→ **INPUT MATERIAL**
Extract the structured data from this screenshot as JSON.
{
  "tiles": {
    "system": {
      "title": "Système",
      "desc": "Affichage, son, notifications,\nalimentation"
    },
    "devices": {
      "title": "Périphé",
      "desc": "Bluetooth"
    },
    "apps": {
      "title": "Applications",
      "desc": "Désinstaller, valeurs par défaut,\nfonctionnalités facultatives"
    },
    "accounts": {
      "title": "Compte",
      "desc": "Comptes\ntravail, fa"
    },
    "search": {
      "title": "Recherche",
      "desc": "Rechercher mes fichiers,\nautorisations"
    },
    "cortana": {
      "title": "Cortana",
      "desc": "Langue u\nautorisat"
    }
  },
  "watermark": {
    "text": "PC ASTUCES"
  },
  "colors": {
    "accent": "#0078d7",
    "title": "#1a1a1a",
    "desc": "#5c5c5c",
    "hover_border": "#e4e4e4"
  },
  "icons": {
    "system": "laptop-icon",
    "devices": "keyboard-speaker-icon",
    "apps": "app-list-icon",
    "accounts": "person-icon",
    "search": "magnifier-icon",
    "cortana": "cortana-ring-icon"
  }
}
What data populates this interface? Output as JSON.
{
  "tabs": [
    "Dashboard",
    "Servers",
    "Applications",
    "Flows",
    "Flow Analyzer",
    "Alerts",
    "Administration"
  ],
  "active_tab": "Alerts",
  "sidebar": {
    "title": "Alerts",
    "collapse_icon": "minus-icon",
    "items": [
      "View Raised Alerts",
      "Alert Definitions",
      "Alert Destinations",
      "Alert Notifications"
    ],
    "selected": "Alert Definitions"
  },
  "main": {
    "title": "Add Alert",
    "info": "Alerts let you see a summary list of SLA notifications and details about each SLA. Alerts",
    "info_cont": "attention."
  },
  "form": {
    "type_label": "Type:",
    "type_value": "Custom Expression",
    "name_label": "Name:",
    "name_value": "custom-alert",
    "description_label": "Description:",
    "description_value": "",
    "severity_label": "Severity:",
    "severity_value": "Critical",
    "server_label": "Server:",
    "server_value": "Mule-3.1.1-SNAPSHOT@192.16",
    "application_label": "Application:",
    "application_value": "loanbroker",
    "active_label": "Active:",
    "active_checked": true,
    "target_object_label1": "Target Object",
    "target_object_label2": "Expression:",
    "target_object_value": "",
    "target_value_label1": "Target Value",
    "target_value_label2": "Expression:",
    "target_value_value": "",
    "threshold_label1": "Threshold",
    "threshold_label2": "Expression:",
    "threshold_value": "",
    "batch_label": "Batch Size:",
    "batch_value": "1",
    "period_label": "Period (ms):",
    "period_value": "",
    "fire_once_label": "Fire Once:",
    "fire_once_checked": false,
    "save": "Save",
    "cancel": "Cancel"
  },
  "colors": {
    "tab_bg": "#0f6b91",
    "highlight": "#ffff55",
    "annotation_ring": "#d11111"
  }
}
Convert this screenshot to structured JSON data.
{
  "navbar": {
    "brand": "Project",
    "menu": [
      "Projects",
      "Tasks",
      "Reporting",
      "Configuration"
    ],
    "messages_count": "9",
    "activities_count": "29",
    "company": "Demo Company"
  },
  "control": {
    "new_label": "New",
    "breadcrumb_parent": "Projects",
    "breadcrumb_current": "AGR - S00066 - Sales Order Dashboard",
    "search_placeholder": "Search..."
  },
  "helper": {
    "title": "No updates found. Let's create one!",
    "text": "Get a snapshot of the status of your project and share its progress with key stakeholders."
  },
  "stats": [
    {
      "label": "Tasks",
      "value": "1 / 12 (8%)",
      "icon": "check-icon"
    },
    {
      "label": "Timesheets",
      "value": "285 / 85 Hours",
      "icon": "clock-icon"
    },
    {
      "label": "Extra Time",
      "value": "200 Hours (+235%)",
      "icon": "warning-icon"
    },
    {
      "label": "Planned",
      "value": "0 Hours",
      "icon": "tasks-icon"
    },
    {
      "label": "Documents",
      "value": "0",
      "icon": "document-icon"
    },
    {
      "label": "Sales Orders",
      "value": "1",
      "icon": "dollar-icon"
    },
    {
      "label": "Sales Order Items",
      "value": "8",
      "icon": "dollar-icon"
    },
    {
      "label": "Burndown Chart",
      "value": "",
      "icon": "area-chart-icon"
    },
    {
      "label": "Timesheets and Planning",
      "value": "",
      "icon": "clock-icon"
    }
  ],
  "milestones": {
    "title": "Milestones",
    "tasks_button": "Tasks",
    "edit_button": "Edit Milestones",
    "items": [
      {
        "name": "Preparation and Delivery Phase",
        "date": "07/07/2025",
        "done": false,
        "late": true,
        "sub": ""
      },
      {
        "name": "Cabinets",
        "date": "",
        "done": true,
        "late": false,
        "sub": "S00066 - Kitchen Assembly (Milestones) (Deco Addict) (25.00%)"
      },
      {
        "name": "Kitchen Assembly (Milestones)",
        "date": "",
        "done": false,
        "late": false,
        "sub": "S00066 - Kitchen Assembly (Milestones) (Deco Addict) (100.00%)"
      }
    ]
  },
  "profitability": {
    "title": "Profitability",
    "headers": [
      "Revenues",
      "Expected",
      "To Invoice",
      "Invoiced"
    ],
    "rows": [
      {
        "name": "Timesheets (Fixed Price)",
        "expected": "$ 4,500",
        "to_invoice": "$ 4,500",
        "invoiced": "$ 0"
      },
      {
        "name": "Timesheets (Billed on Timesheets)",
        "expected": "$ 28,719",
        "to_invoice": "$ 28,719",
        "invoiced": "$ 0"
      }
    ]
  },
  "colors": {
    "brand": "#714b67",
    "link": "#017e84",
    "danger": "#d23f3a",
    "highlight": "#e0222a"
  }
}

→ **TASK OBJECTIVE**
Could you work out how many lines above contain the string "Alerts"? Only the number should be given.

→ **ANSWER TO THE PROBLEM**
5